Letters to a Young Artist
(October 6, 2008)
These essays pose as a series of letters of advice from the accomplished actress/playwright to an imagined high school student who has “won” Ms. Smith as a mentor in a charity auction. “This is new for me,” she explains in the introduction, “ I’ve never been auctioned before. (My ancestors were.)”
It is interesting to see how this one-sided correspondence sketches the character of the invisible and silent recipient. Smith — who has crafted a series of highly-regarded one-woman shows in which she portrays a series of people she has interviewed while only their own words — perversely chooses a rather dull and dense young person as her notional correspondent. This lets spares her any inconvenient detours, but it also reduces the book to a series of sermons couched in a falsely informal voice.
Because the “young artist” is very young indeed, Smith indulges in generalities about topics that are not, I think, best considered generally. It’s interesting to talk about whether artists really must suffer for their art, I suppose, but the real question is always concrete. Will you sleep with someone for your art, if that’s what it takes? Will you abandon your beloved for your art, if your art demands it? What will you compromise? Suffering is abstract, and easy; staying or leaving is hard.
The underlying premise is that painters, actors, writers, and dancers all share something that biologists, doctors, and bankers do not. I understand why some people want to believe this, I understand why Smith sees evidence of this in her audiences, but I think the premise is wrong. Plenty of biologists and doctors are artists — literally, not metaphorically — and plenty of artists can be found on any given Sunday in a relaxed, inattentive, and banker-like mood. Smith sees the biologists in her audience, sitting complacently behind the actors and writers,. But in the theater, the biologists are not at work. The actors and writers are. Smith doesn’t see the difference.

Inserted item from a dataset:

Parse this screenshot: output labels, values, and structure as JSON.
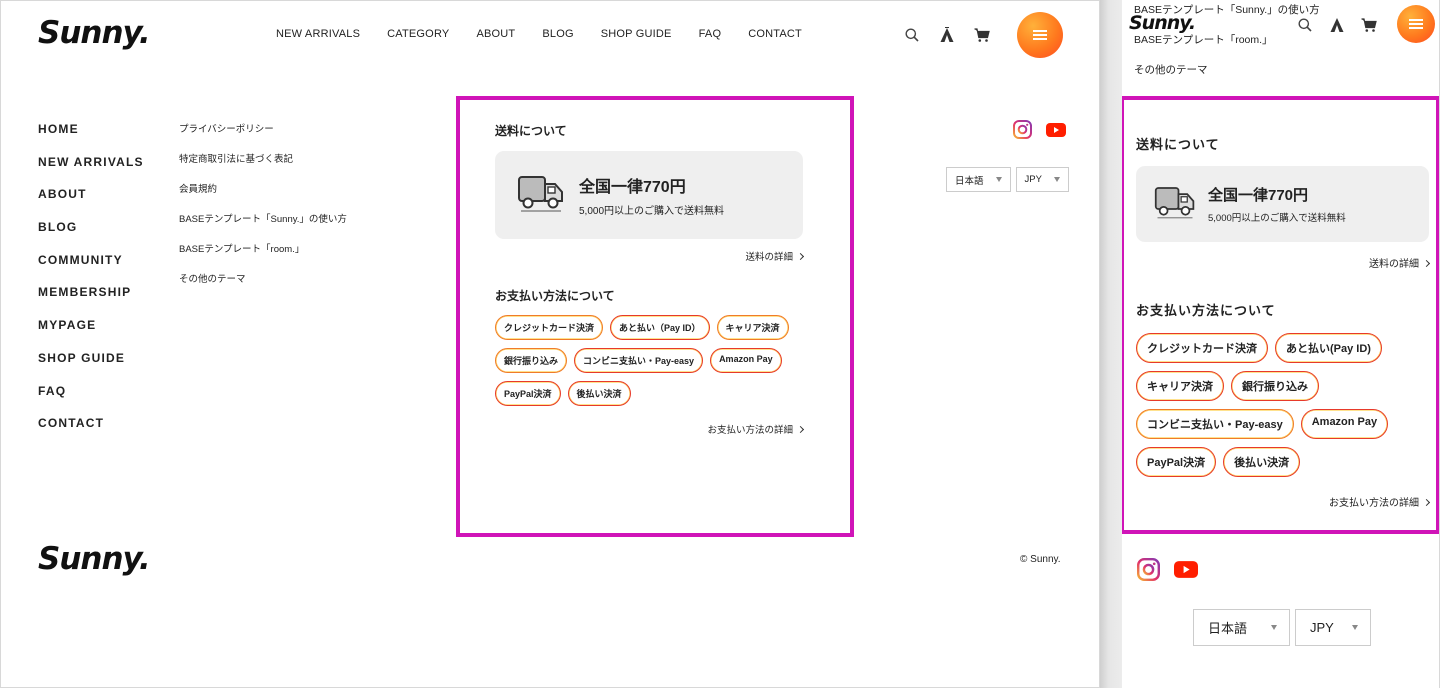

Is there, today, much advice that applies equally to an aspiring painter, an actress-playwright, a mezzo-soprano, and a dancer? Conflating all these pursuits as “art” obscures a host of distinctions. Even in youth, the dancer’s candle is burning fast; the painter and the playwright have plenty of time, though never enough. Time’s winged fucking chariot is hardly mentioned, but what subject is more apt for advice to the young artist? Nor is there much space here to address the realization that, sooner or later, comes to so many young artists: we have limits, and the art we want to make sometimes lies beyond what our bodies or the laws of nature permit. Smith talks intelligently about The Man, about learning to deal with an appease the powers that be, and this is all very well. But sometimes the limits are not the man: you grew up and you’re 5'2, or you tore your Achilles tendon, or you caught leukemia, or you’d be the finest mind of most generation but this year there’s this kid from New York. Henry Adams calls stoicism “a stupid resource, though the only one”; I'd have like to have heard how Smith might have fortified her high-school artist against that day.